UPDATE: An impostor has appeared! https://twitter.com/BaronArandt

By Aaron Brandt, an officially unofficial parody account of a parody of Aaron Brandt's alleged left shoe (allegedly). 

Monday, November 5

Lutheran North runner wins state meet

Over the weekend, Lutheran North Mustang Gina Patterson took first place at the State Meet in Brooklyn, Michigan. She ran a 17:43, and hasn't lost a race all season. Check out her post-race interview below.



It is so refreshing in a world of self-promotion, bragging and general lack of humility to see someone so humble. Gina is without question the best athlete in her sport. In cross country, there is nothing to blame but yourself for poor performances. No coaching decisions, referees, teammates, Spartan Bobs, bad bounces, flukes or faulty gymnasium lighting are there to make an excuse for you. It is just you, your training and the trail. That's it. No excuses.

And to perform at this level, with this amount of pressure is spectacular. Not to compare myself to a state champion (I will), but my sophomore year, I finished fifth from last in the entire state meet. Fifth from last. Worst performance of my entire running career. So I give huge props to Gina for her incredible season, clutch performance at the state meet and unbridled humility in the face of an accomplishment that is 100% worth bragging about from the mountaintops (or Twitter).

Also, congrats to both boys and girls teams on qualifying for the state meet and to the coaches who helped get them there. I loved cross-country, and I am glad to see such a positive story come from my former high school.

By Aaron Brandt, expected finisher of the 2012 Turkey Trot. But not promising anything.

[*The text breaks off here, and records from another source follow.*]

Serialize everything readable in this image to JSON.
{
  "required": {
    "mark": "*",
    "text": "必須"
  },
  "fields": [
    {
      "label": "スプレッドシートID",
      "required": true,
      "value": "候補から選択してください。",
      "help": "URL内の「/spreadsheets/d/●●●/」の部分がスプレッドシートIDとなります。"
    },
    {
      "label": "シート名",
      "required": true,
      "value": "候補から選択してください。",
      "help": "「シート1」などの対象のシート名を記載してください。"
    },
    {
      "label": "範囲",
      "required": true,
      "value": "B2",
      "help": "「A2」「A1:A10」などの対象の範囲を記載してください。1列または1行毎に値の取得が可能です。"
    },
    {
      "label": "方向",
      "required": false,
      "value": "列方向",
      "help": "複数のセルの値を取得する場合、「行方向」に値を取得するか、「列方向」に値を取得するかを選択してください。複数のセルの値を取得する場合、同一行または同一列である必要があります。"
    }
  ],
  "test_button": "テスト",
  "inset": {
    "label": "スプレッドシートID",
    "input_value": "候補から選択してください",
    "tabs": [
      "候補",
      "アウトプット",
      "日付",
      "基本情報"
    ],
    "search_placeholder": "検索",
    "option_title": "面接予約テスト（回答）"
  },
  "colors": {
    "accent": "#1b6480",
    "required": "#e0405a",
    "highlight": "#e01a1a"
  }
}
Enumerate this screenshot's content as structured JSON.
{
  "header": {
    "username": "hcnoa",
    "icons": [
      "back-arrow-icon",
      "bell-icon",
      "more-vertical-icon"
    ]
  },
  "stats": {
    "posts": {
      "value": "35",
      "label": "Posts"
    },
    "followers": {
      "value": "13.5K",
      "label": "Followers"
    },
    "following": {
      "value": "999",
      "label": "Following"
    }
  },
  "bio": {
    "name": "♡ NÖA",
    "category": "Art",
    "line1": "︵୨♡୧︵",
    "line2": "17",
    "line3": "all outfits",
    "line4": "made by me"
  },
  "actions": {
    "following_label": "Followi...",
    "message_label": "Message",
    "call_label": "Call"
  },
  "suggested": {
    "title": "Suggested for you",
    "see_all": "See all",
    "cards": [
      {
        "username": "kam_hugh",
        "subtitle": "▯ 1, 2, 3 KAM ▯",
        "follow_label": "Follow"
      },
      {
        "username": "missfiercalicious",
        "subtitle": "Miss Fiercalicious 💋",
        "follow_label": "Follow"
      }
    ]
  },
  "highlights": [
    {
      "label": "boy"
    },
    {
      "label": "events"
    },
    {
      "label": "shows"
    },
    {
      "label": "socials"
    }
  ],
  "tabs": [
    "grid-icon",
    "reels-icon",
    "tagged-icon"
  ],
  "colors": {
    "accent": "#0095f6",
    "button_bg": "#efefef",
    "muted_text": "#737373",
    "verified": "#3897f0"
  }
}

P.S. What a dumb question by that reporter at the end of the video. Really, you want to compare a kid on a football team that didn't even make the playoffs to a state champion? That's a clown question, bro. I would have Terrell Owens'd that pointless comparison in a second. Playoffs? Playoffs? You kidding me? Playoffs?